Most Americans do not give a second thought to how much trash they produce each day, despite the fact that it is more than four pounds. Four pounds multiplied by 365 days multiplied by over 330 million people is more trash than most people can comprehend. Unfortunately, the majority of it ends up in landfills where it sits for decades before it finally breaks down. The trash rots and leaches chemical into the soil where it sits in the meantime.
Some Surprising Trash Statistics
Michigan, Illinois, and Indiana, all Midwestern states, produce more trash per capita than any of the others. California holds the distinction of having more landfills than any of its 49 neighbors. The Eureka state has more than twice as many landfills as Texas, the state with the next highest number. Landfills in Indiana, the state with the third-largest trash output per capita, are growing at the fastest rate in the nation.
Although people produce more trash than they did in 1960, less of it goes into landfills. According to a study conducted by the Environmental Protection Agency (EPA) Landfill Methane Outreach Program, each American produced 2.7 pounds of trash daily in 1960. Approximately 2.5 pounds of it ended up in landfills.
In 2017, the year the EPA conducted this study, 2.3 of every 4.5 pounds of daily trash generated by Americans went to the nearest landfill. Although this is a good news, bad news scenario, it does provide encouragement for people who work in the recycling industry that their work is paying off.
USA Still Among the Most Wasteful Countries
Recycling rates have more than doubled in the past 30 years, as has the rate of composted trash. Composting describes the process of burning trash to generate electricity. However, this solution is not without its problems since it contributes to environmental decline.
Private companies currently own half of the nation’s 1,280 landfills. What that means in practice is that these companies control what happens to 75 percent of the trash generated by American consumers. Local municipalities own 580 landfills, but at least 300 of those will have to close within the next few years because they have reached capacity.
Because waste production is not slowing down, the landfills that remain will overflow with trash. The result is unwanted environmental stress and potential health hazards for the people who live in municipalities that contain a landfill.

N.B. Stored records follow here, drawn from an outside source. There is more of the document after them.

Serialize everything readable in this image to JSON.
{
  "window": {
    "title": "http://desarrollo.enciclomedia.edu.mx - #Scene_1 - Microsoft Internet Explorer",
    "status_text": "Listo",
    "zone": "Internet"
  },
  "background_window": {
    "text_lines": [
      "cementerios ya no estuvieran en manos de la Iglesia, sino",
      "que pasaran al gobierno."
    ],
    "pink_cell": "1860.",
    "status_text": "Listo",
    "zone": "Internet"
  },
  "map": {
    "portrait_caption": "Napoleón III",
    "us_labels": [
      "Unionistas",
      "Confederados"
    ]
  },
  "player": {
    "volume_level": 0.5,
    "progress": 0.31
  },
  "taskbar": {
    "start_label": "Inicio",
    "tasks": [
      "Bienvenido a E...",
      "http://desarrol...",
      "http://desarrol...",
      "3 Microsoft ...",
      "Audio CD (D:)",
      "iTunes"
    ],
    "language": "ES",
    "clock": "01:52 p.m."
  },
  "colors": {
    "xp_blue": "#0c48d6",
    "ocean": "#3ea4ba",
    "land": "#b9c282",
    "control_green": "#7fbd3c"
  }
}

The entire trash and recycling industry has been operating in crisis mode since 2017, the year that China stopped accepting imported recyclable material from the United States. Prior to four years ago, one-sixth of all trash Americans generated went to China. The situation has gotten so urgent that some states must ship trash to other states because they simply have no place to put it.
When Will American Landfills Reach Their Capacity?

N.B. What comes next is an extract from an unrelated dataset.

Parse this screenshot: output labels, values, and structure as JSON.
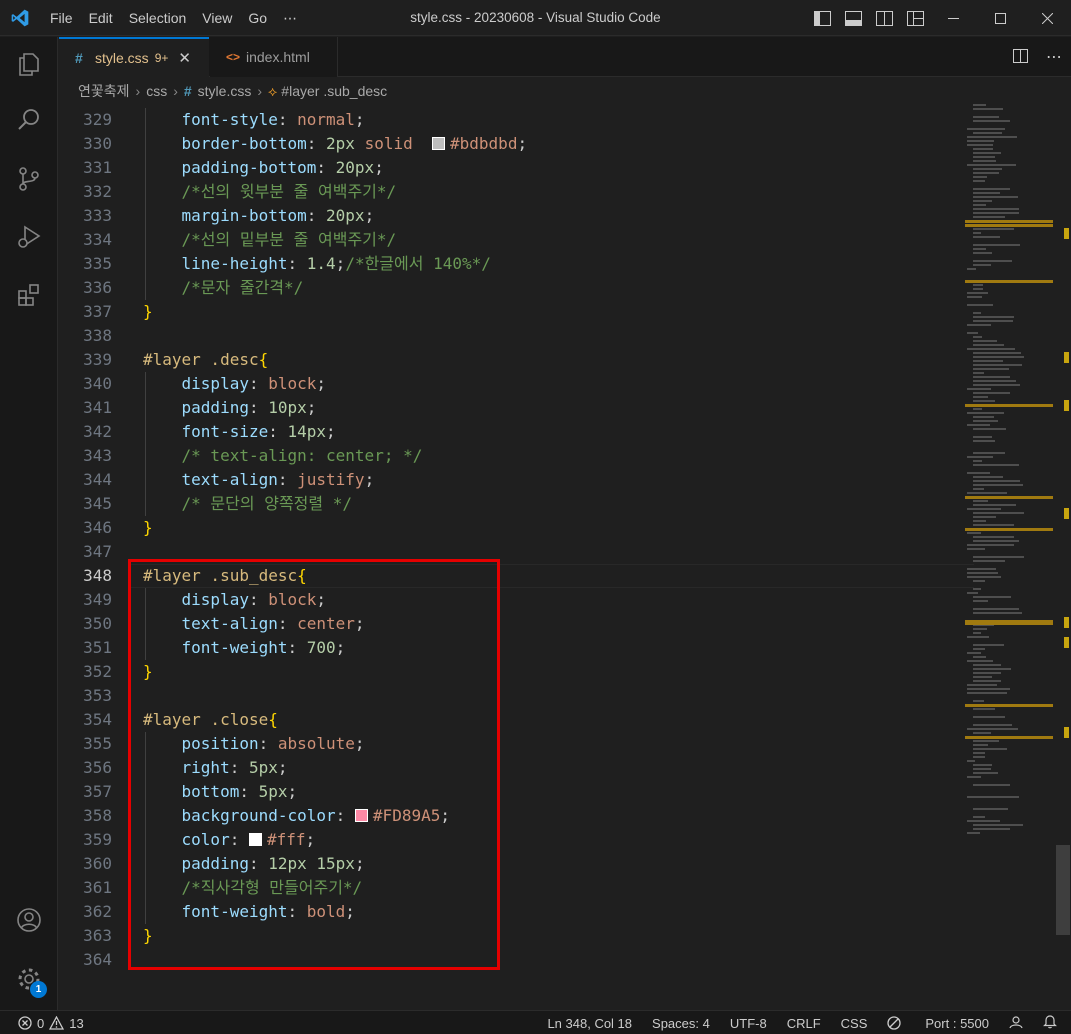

An organization called Solid Waste Environmental Excellence Protocol (SWEEP) predicts that the United States will run out of landfill space by 2035 if Americans do not change their consumption and disposal habits. Paper and packaging material take up more landfill space than anything else.
Educational campaigns may convince some Americans of the need to take recycling seriously. The country also needs more environmental groups to step up with innovative solutions to its trash overload problem.